Page and application data records -
##########
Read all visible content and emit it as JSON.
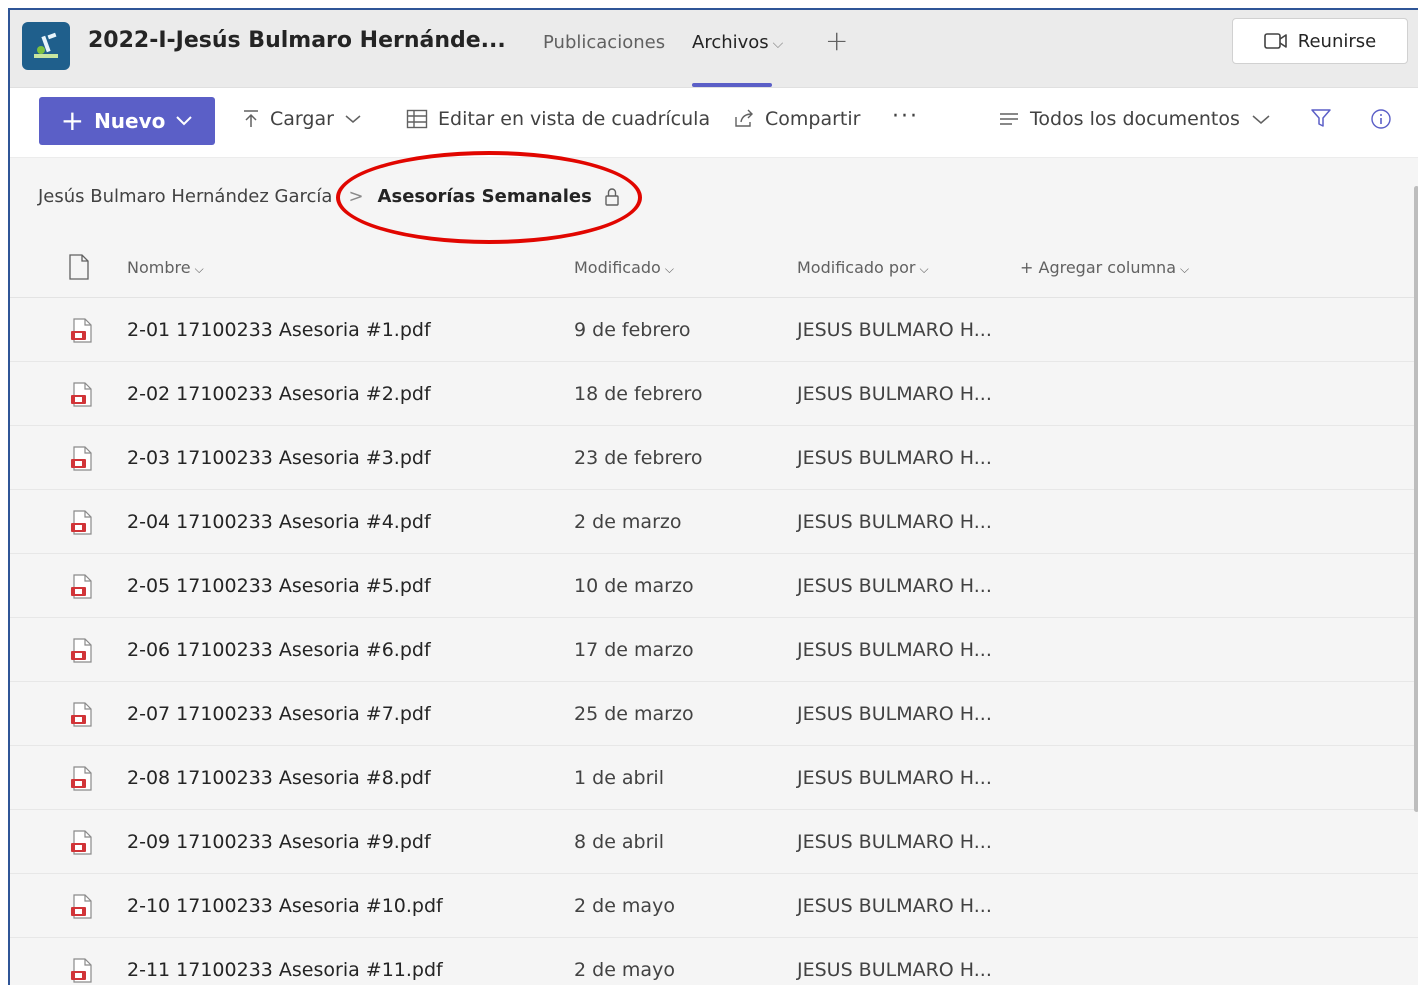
{
  "team": {
    "title": "2022-I-Jesús Bulmaro Hernánde..."
  },
  "tabs": [
    {
      "label": "Publicaciones"
    },
    {
      "label": "Archivos",
      "active": true
    }
  ],
  "meet_button": {
    "label": "Reunirse"
  },
  "toolbar": {
    "new_label": "Nuevo",
    "upload_label": "Cargar",
    "grid_label": "Editar en vista de cuadrícula",
    "share_label": "Compartir",
    "more_label": "···",
    "views_label": "Todos los documentos"
  },
  "breadcrumb": {
    "root": "Jesús Bulmaro Hernández García",
    "current": "Asesorías Semanales"
  },
  "columns": {
    "name": "Nombre",
    "modified": "Modificado",
    "modified_by": "Modificado por",
    "add_column": "+ Agregar columna"
  },
  "files": [
    {
      "name": "2-01 17100233 Asesoria #1.pdf",
      "modified": "9 de febrero",
      "modified_by": "JESUS BULMARO H..."
    },
    {
      "name": "2-02 17100233 Asesoria #2.pdf",
      "modified": "18 de febrero",
      "modified_by": "JESUS BULMARO H..."
    },
    {
      "name": "2-03 17100233 Asesoria #3.pdf",
      "modified": "23 de febrero",
      "modified_by": "JESUS BULMARO H..."
    },
    {
      "name": "2-04 17100233 Asesoria #4.pdf",
      "modified": "2 de marzo",
      "modified_by": "JESUS BULMARO H..."
    },
    {
      "name": "2-05 17100233 Asesoria #5.pdf",
      "modified": "10 de marzo",
      "modified_by": "JESUS BULMARO H..."
    },
    {
      "name": "2-06 17100233 Asesoria #6.pdf",
      "modified": "17 de marzo",
      "modified_by": "JESUS BULMARO H..."
    },
    {
      "name": "2-07 17100233 Asesoria #7.pdf",
      "modified": "25 de marzo",
      "modified_by": "JESUS BULMARO H..."
    },
    {
      "name": "2-08 17100233 Asesoria #8.pdf",
      "modified": "1 de abril",
      "modified_by": "JESUS BULMARO H..."
    },
    {
      "name": "2-09 17100233 Asesoria #9.pdf",
      "modified": "8 de abril",
      "modified_by": "JESUS BULMARO H..."
    },
    {
      "name": "2-10 17100233 Asesoria #10.pdf",
      "modified": "2 de mayo",
      "modified_by": "JESUS BULMARO H..."
    },
    {
      "name": "2-11 17100233 Asesoria #11.pdf",
      "modified": "2 de mayo",
      "modified_by": "JESUS BULMARO H..."
    }
  ],
  "colors": {
    "accent": "#5b5fc7",
    "highlight_ellipse": "#e10600",
    "pdf_icon": "#d13438"
  }
}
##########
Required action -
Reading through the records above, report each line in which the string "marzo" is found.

Task result -
      "modified": "2 de marzo",
      "modified": "10 de marzo",
      "modified": "17 de marzo",
      "modified": "25 de marzo",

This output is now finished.